transition to mainstream American stardom is to expand their audience
without watering down the special qualities that earned them cult U.S.
followings to begin with. More often than not, it's a losing
battle--witness director John Woo's lacking initial stateside efforts,
_Tomorrow_Never_Dies_' fleeting taste of Michelle Yeoh's considerable
capabilities, and the disappointing Jackie Chan lite on display in
_Rush_Hour_. Against all odds and expectations, however, martial artist
extraordinaire Jet Li has managed to buck that dismaying trend, first
with his movie-stealing villain turn in _Lethal_Weapon_4_ and now his
first U.S. starring vehicle, the satisfying actioner _Romeo_Must_Die_.
As is so often the case with films such as these, the story of
_Romeo_Must_Die_ cannot be called satisfying in itself.
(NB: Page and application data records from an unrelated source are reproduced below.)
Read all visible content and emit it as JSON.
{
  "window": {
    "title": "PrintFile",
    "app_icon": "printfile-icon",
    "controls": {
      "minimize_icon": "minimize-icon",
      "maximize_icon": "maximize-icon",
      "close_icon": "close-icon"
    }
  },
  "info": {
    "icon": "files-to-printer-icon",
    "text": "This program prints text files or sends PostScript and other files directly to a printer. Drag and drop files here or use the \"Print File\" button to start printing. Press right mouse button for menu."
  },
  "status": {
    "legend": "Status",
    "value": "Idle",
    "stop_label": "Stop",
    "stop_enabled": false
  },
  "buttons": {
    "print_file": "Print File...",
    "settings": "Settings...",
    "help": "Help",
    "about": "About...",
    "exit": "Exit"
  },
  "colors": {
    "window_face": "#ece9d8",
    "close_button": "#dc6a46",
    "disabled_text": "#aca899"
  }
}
The main concern
of the plot is a routine bit of business involving a pair of rival crime
syndicates--one Asian, the other African-American--engaged in a violent
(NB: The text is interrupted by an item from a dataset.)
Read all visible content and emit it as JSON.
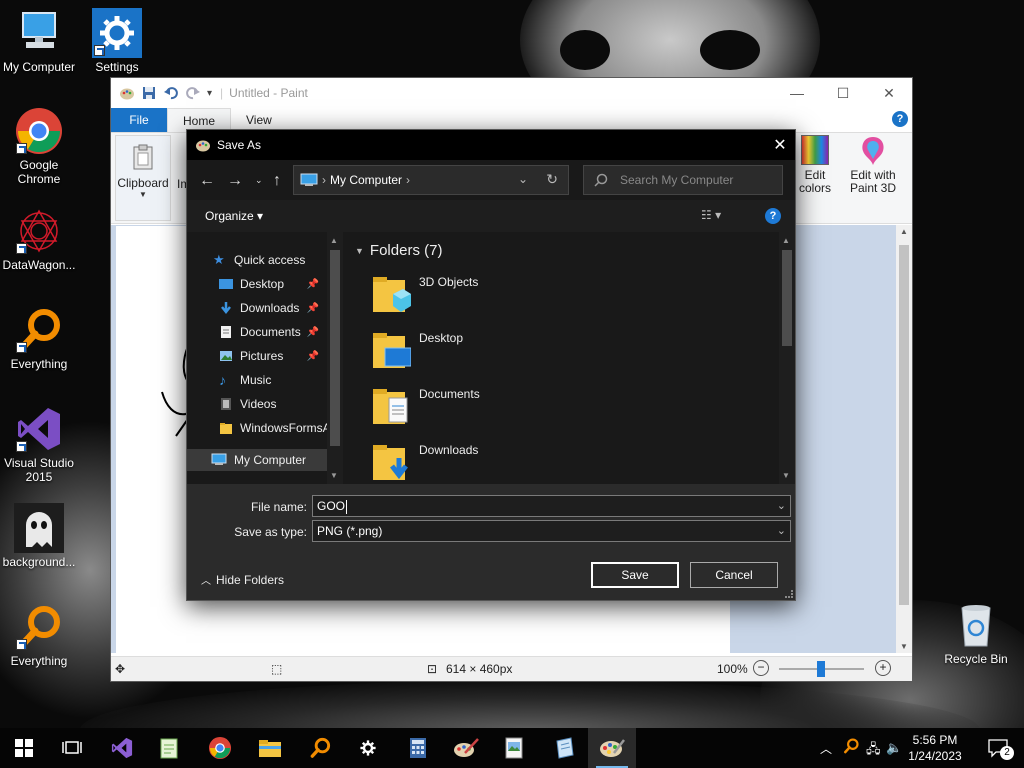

war over the control of waterfront property in Oakland. The first
casualty is the Asian crimelord Ch'u Sing's (Henry O) son, younger
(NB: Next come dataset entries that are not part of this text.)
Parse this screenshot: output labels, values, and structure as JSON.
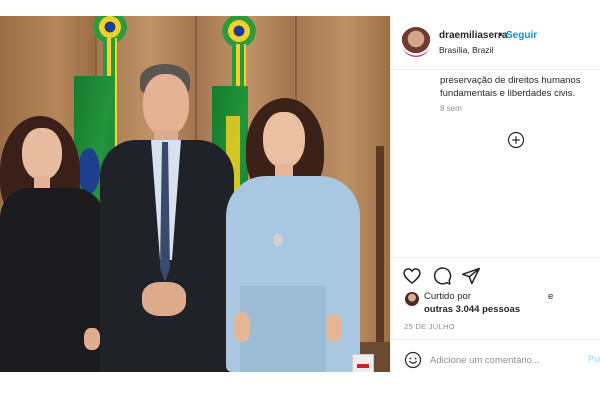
{
  "post": {
    "username": "draemiliaserra",
    "separator": "•",
    "follow_label": "Seguir",
    "location": "Brasília, Brazil",
    "caption_lines": [
      "preservação de direitos humanos",
      "fundamentais e liberdades civis."
    ],
    "time_ago": "8 sem",
    "likes": {
      "liked_by_label": "Curtido por",
      "liked_by_tail": "e",
      "others_label": "outras 3.044 pessoas"
    },
    "date": "25 DE JULHO",
    "comment": {
      "placeholder": "Adicione um comentário...",
      "value": "",
      "publish_label": "Publicar"
    }
  },
  "icons": {
    "like": "heart-icon",
    "comment": "comment-bubble-icon",
    "share": "paper-plane-icon",
    "more_comments": "plus-circle-icon",
    "emoji": "smiley-icon"
  },
  "colors": {
    "link_blue": "#0095f6",
    "text": "#262626",
    "muted": "#8e8e8e",
    "publish_disabled": "#b2dffc",
    "border": "#efefef"
  }
}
brother of Hong Kong convict Han (Li), who breaks out of prison and
travels to Oakland to, per usual, settle the score. Such a familiar
story would not be complete without Han taking a liking to someone with
rival gang ties--namely, Trish (Aaliyah), headstrong daughter of the
African-American gang's boss, Isaak O'Day (Delroy Lindo).
While the script by Eric Bernt and John Jarrell doesn't break any new
ground--its twists won't surprise anyone--it does provide a sturdy enough
foundation for what everyone pays admission to see: fight scenes. And
these scenes deliver; first-time director Andrzej Bartkowiak (who had
previously made his name as a cinematographer) just about steps out of
the way and lets Li and fight choreographer Corey Yuen do their thing.
Fans of Li's famous high-flying wire stunts will get their fix, but that
effect is wisely used in moderation, generally to punctuate some of Li's
already-impressive maneuvers. Bartkowiak isn't completely hands-off,
though, and he puts an innovative x-ray visual effect--with which one can
literal see victims' bones crack--to good, measured use. Some fight
scenes obviously exist just for the sole purpose of having them, serving
no real necessity to the story, but when they are as polished and
exciting as they are here, it's petty to complain.
Li was undoubtedly cast for his athletic prowess, but he also fares
pretty well in the other scenes, coasting on an easygoing charisma when
his English skills falter. He shares a gentle rapport with R&B chanteuse
Aaliyah, who is the real revelation of the film. For a screen neophyte,
she delivers a relaxed and impressively natural performance, even pulling
off some challenging emotional scenes. The veteran of the cast, Lindo is
a welcome presence, adding some needed gravity to the proceedings; and
it's a pleasure to see Russell Wong, who had previously proven his
fighting chops in the short-lived television series _Vanishing_Son_, back
in action as Ch'u Sing's head enforcer.
The title _Romeo_Must_Die_ is a vague allusion to the even vaguer
allusions to Shakespeare's _Romeo_and_Juliet_ in the film. Thankfully,
that's as pretentious as the film gets. All _Romeo_Must_Die_ claims and
wants to be is one brisk jolt of action, and that's exactly what it is.